It is very harmful to the adolescent and the adolescent brain so the first thing is is on one hand, we just need to change our policies, but I don't see that happening. And so that means individual parents and families have to educate their teenagers.
There was a lovely study done. That was years ago and I don't know if it could be replicated in today's culture, but Columbia University did a study that showed that his parents one time told their teenagers they disapproved of marijuana use it markedly reduced fat teams likelihood of experimenting with marijuana so one thing we want to tell her parents is talk with your teams and questions secondly convey your values. Three. Monitor everything we have good evidence that parents who monitor and are aware of everything going on in their teenagers lives.
Teams do much better invite their friends over who are their friends. What are their friends doing their much more likely to experiment with marijuana if their friends are bringing their friends over have them in your house, find out what's going on what they're talking about who their friends are given meaning for life, whether it's through faith or volunteering that help them realize that their life is important. It's valuable and they don't need drugs to help them feel better.

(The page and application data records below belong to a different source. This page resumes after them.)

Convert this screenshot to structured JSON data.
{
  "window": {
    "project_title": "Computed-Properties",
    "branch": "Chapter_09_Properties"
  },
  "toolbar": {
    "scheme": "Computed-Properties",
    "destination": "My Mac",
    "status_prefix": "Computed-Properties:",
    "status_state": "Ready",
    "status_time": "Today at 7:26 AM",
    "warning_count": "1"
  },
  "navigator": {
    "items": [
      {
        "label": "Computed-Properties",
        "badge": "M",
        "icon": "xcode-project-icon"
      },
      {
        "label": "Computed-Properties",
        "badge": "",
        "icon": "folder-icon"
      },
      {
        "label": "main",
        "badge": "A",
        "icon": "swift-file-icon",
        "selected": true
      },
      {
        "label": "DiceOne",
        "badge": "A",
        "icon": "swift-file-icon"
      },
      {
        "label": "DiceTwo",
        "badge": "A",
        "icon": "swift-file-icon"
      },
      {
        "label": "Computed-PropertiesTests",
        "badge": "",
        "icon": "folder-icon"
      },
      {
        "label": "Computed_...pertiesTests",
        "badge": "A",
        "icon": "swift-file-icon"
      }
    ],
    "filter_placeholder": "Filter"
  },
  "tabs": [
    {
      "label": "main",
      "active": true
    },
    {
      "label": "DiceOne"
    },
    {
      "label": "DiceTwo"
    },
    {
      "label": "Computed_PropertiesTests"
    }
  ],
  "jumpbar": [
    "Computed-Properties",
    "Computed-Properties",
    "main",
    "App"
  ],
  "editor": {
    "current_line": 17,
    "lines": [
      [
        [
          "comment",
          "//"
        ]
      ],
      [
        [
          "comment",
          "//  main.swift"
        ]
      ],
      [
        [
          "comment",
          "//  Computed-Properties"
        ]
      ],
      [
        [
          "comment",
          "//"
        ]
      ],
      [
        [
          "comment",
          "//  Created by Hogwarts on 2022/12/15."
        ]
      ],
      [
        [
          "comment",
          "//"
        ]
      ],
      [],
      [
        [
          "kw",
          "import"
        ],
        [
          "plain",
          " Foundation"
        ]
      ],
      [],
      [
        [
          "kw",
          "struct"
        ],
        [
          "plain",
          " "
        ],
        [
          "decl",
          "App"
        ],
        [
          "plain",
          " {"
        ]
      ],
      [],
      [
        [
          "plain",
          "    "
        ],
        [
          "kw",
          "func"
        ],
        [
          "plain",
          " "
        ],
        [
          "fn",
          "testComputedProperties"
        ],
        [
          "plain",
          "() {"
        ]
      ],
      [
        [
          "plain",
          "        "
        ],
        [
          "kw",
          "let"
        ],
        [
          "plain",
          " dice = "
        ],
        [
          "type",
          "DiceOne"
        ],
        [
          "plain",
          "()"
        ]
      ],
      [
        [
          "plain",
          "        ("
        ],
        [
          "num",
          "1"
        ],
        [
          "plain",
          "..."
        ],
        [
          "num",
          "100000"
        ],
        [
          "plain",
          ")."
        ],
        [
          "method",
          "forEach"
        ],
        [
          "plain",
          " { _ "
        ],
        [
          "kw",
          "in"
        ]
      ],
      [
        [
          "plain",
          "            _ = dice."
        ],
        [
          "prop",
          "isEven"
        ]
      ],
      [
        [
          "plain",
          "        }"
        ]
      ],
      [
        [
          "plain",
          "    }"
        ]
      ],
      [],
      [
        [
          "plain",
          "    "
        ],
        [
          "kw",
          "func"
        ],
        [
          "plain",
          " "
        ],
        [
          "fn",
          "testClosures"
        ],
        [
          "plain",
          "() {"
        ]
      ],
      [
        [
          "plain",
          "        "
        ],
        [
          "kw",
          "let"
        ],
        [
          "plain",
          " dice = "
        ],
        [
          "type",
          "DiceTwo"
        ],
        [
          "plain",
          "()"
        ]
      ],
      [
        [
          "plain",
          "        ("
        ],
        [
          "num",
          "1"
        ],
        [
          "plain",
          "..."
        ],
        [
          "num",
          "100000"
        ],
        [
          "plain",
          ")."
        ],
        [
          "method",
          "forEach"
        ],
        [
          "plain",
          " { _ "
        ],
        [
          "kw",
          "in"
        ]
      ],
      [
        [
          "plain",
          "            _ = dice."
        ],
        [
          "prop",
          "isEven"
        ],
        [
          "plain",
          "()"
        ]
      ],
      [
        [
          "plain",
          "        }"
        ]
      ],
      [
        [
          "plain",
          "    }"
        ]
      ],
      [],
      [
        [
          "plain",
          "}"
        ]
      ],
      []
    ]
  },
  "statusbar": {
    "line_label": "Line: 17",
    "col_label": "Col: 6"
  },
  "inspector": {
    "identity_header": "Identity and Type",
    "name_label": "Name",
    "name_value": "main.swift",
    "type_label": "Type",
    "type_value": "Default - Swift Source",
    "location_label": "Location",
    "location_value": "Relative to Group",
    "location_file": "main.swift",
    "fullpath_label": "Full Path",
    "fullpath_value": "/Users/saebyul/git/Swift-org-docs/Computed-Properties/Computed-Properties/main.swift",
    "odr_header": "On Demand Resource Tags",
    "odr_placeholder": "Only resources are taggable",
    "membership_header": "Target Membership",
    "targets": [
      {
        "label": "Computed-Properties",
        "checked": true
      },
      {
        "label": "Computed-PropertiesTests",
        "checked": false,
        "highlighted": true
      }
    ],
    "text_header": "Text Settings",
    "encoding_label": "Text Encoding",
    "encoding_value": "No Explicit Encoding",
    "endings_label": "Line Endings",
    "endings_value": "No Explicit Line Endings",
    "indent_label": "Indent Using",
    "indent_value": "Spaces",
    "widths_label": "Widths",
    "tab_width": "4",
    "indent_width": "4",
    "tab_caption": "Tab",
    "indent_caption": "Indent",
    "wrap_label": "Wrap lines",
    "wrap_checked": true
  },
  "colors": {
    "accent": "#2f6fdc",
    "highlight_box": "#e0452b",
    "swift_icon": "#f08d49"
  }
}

Yeah, that's excellent advice.
Thank you Dr. Anderson before we go where listeners go to read the statement from the American College of pediatricians on marijuana and the other things we've been discussing today the American College of pediatricians.
Their website is firstname.lastname@example.org and then you can go to work says their position statements and you will see the one on marijuana and mental illness, and then we will shortly have one up there on gaping and it will address some of the other things that you mentioned and their other topics in our position statements people might not know about the risk of breast cancer in young adolescents, who have an abortion so they might be interested in that there is one on the teenage brain that talks about the development of the brain, and we have an excellent statement on gender dysphoria and one pornography selected good topics on ACP.org Dr. Jean Anderson, thank you so much for being with us today on family policy matters.
Thank you for having me listening to family policy matters. We hope you enjoyed the program employment to them again next week to listen to the show all lawn insulin more about NC families work to encourage and inspire families across a lot of our website NC family.award that's NC family.org oxygen for listing and may God bless you and your family